Sopeki said that at their general meeting most of the 3 000 members of the Duma Nokwe branch had voted for Molosi, a popular ward councillor since 2006. “Under Molosi, we got new low-cost houses. Until he came along we were all living in shacks. He is a born leader, and we all love him,” said Sopeki. “We are living as we are now and not in shacks only because of him.”

Back in Duma Nokwe many members of the community waited for someone from the ANC to come and talk to them, as Sopeki claimed the party had promised to do in the three days before the Independent Electoral Commission (IEC) shut its doors on the registration of candidates for the elections. Provincial secretary general Songezo Mjongile could not be reached for comment.

“We waited and waited. We phoned them and the ANC provincial leaders promised to come and hear our complaint, but nobody showed up,” said Sopeki. “We all gathered in Thembelitsha primary school to hear them out. Still nobody came.”

Slate politics
The community first asked Molosi to stand as an independent. “We tried hard to get him to stand as an independent so he could carry on working for us,” said Sopeki. “But he wouldn’t. He is a disciplined ANC member.”

Some view Molosi as a supporter of former ANC provincial chairperson Mcebisi Skwatsha, the rival to the new chairperson of the Western Cape ANC, Marius Fransman.
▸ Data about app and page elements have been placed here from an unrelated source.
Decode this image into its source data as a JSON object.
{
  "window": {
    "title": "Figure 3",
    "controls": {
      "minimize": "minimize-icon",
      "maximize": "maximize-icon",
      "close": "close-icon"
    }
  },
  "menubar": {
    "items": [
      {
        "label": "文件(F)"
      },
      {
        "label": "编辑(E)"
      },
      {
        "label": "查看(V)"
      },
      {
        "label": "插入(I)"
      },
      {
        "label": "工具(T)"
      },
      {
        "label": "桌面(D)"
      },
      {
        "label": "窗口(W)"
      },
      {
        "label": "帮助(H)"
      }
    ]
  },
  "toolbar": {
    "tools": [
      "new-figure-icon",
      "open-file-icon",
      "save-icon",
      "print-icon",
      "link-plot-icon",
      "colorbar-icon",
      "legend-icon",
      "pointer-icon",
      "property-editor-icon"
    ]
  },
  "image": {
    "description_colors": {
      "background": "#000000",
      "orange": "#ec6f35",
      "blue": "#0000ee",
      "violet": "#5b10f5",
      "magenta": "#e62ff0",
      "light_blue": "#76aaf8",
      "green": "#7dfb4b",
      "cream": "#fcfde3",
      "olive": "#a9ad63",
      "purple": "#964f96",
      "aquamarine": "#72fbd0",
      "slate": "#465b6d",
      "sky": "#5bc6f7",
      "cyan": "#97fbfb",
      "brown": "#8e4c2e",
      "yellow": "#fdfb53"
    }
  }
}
But Molosi told the M&G he would support whoever the ANC decided should stand and vote for that person.

Others in the community see Molosi as a victim of the “slate” politics that have characterised provincial ANC elections in the Western Cape.

“I could not stand as an independent, as I am a disciplined member of the ANC and I will serve the party and stand by its decision,” Molosi told the M&G. “It is a hard time for my supporters, but I have not wavered in my support for the decisions taken by the ANC.”

When Molosi could not be persuaded to stand as an independent, the community turned to the naturally outspoken Sopeki, whose late father, Martin Singaphi, had been a Cosatu and South African National Civic Organisation leader in the area.

Shortly before the IEC closed its doors Sopeki rushed around filling in forms, collecting the R1 000 she said she had to gather to register, and waited in a long queue to get the bank-guaranteed cheque that was required. During the rush to meet the deadline she received a call from her husband to tell her that the police had been around to their home to warn her that her life was in danger.

“I was told somebody was coming to kill me, but even that did not put me off. I had to do something. We are mostly a coloured community. But the man the ANC placed on the list as a candidate in our area cannot speak Afrikaans and he speaks broken English. His language is Xhosa, which most of us don’t speak,” said Sopeki.

“We accepted him in our community, but we don’t accept him as our leader.” Members of the community worry that the candidates who have been put on the list to replace those chosen by the community could have been favoured because they may be able to influence business and tender decisions at municipal level.

Salaze, the man selected as the candidate for the area on the ANC list, is the chairperson of the Duma Nokwe branch. He told the M&G that he was not worried by the “silly talk” and believed that he was the best man for the job.

“I am always a winner. But it is always like this, as not everybody will support one candidate,” he said. “I expect to win as I do have a lot of support. National and provincial leaders are coming down here for a rally in the community this Sunday and I am looking forward to it.”

Sopeki said the source of the money she is receiving to support her election campaign is her secret. “We need money to electioneer, but I can’t tell you where it is coming from,” she said. “It has to stay a secret. I feel confident I could win as an independent.”

Her entire family, including her husband, Samkelo Sopeki, a security guard in Knysna, has now thrown its weight behind her campaign. It was a hard decision, said the woman who started attending ANC meetings when she was 16 years old. But she said she hoped to rejoin the ANC one day and begin paying membership fees again.